• Anemia – fatigue, weakness, shortness of breath
• Thrombocytopenia – increased bruising and bleeding
• Leukopenia/neutrapenia – infections
- No confusion
Myelodysplastic Syndrome (MDS)

Epidemiology
- Disease of the elderly
- Occurs in about 1 out of 500 persons between 60-75
- Most cases idiopathic, but known causes include ionizing radiation, organic solvents such as benzene, and previous chemotherapy – note these are the same as AML
Pathology
- A clonal disorder characterized by ineffective and disordered hematopoiesis
- Abnormal clone suppresses normal maturation of the other cell lines resulting in reduced production of red cells, myeloid cells and platelets
- Typically characterized by chromosomal(cytogenetic) abnormalities
- Headaches, “ruddy” complexion, visual changes, neuro symptoms from hyperviscosity of elevated red count
- Stroke or heart attack
Polycythemia Vera
Epidemiology
- Occurs in 1-3/100,000 people
- Median age of diagnosis is 65
Pathology
- Disorder causes elevated red cell count, though often platelet count and white count are elevated as well
- High red cell count causes hyperviscosity, leading to decreased oxygen delivery, and therefore poor CNS function
- Combination of high red cell count and high platelet count increases substantially the risk of thrombotic episode such as a stroke or heart attack
- Can convert to AML – but rare

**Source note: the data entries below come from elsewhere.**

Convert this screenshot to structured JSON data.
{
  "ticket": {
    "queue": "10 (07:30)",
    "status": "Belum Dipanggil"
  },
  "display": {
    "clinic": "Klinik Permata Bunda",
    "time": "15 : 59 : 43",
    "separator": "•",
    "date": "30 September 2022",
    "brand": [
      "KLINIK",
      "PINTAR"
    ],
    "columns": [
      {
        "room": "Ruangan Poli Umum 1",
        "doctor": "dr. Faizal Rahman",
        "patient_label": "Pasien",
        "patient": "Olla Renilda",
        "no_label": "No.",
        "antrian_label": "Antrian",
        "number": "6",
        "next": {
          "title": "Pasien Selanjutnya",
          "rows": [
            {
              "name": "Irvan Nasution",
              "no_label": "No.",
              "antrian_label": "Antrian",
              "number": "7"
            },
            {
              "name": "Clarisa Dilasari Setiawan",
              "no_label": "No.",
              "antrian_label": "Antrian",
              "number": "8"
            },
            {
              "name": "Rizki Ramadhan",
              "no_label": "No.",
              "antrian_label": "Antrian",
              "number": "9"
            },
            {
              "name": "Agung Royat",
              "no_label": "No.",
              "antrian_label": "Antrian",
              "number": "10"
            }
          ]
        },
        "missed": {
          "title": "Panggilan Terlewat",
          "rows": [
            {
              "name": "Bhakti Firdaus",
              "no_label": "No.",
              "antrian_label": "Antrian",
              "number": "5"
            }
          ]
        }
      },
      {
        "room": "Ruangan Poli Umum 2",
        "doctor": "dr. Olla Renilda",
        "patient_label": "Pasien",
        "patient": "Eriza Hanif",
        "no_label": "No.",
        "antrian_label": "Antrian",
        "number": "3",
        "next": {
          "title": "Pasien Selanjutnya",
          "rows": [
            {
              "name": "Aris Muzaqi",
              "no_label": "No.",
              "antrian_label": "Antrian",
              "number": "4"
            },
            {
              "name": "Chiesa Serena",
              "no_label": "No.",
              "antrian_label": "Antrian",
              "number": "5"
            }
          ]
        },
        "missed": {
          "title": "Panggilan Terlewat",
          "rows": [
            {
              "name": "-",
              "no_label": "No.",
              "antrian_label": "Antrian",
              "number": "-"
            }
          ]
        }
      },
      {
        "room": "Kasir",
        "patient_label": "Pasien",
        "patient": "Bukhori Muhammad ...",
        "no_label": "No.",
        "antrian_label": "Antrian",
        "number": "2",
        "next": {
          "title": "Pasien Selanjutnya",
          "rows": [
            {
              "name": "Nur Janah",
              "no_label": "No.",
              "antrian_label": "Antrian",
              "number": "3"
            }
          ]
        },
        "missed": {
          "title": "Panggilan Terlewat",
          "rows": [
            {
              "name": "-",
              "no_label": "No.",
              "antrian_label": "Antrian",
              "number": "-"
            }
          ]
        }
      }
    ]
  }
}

- Associated with a genetic mutation in the Janus Kinase 2 gene – the JAK2 V617F mutation – identifying this gene in the context of erythrocytosis establishes the diagnosis
Pathology
- Clonal stem cell disorder that causes increase platelet production
- High platelet count increases risk for thrombosis and/or bleeding complications
- Very rarely transforms into AML
- Can be associated with the JAK2 mutation
Essential Thrombocytosis
Epidemiology
- Less common than P.Vera
- Average age of diagnosis is 60-65
- Up to 25% are less than age 40
Presentation
- Often patients are asymptomatic and found on routine blood work
- Thrombotic event – such as stroke or heart attack
Chronic Myelogenous Leukemia
Chronic Myelogenous Leukemia

Chronic Myelogenous Leukemia
Epidemiology
- Occurs in 1/100,000 people
- Median age is 43, but can develop at any age
Pathology
- Proliferation of maturing myeloid elements
- Characterized by the Philadelphia Chromosome (9;22 translocation) – this translocation connects bcr and abl (known as the bcr-abl translocation) – Identifying this translocation makes the diagnosis!
- This translocation permanently turns on a tyrosine kinase that induces proliferation of the abnormal stem cell clone
- Typically, white cells, red cells and platelet counts are elevated
- Will always progress to AML (called the blast phase of CML) - this type of AML is not cured with conventional therapy
Presentation
- Patients can be asymptomatic
- Weakness, fatigue from high white count due to increase cytokine release
AML 1-7
AML 1-7:
AML 1- 3: AMLs of granulocytes
AML 4-5: AMLs of monoctyes
AML 6 : AML of eythrocytes
AML 7: AML of megakaryocytes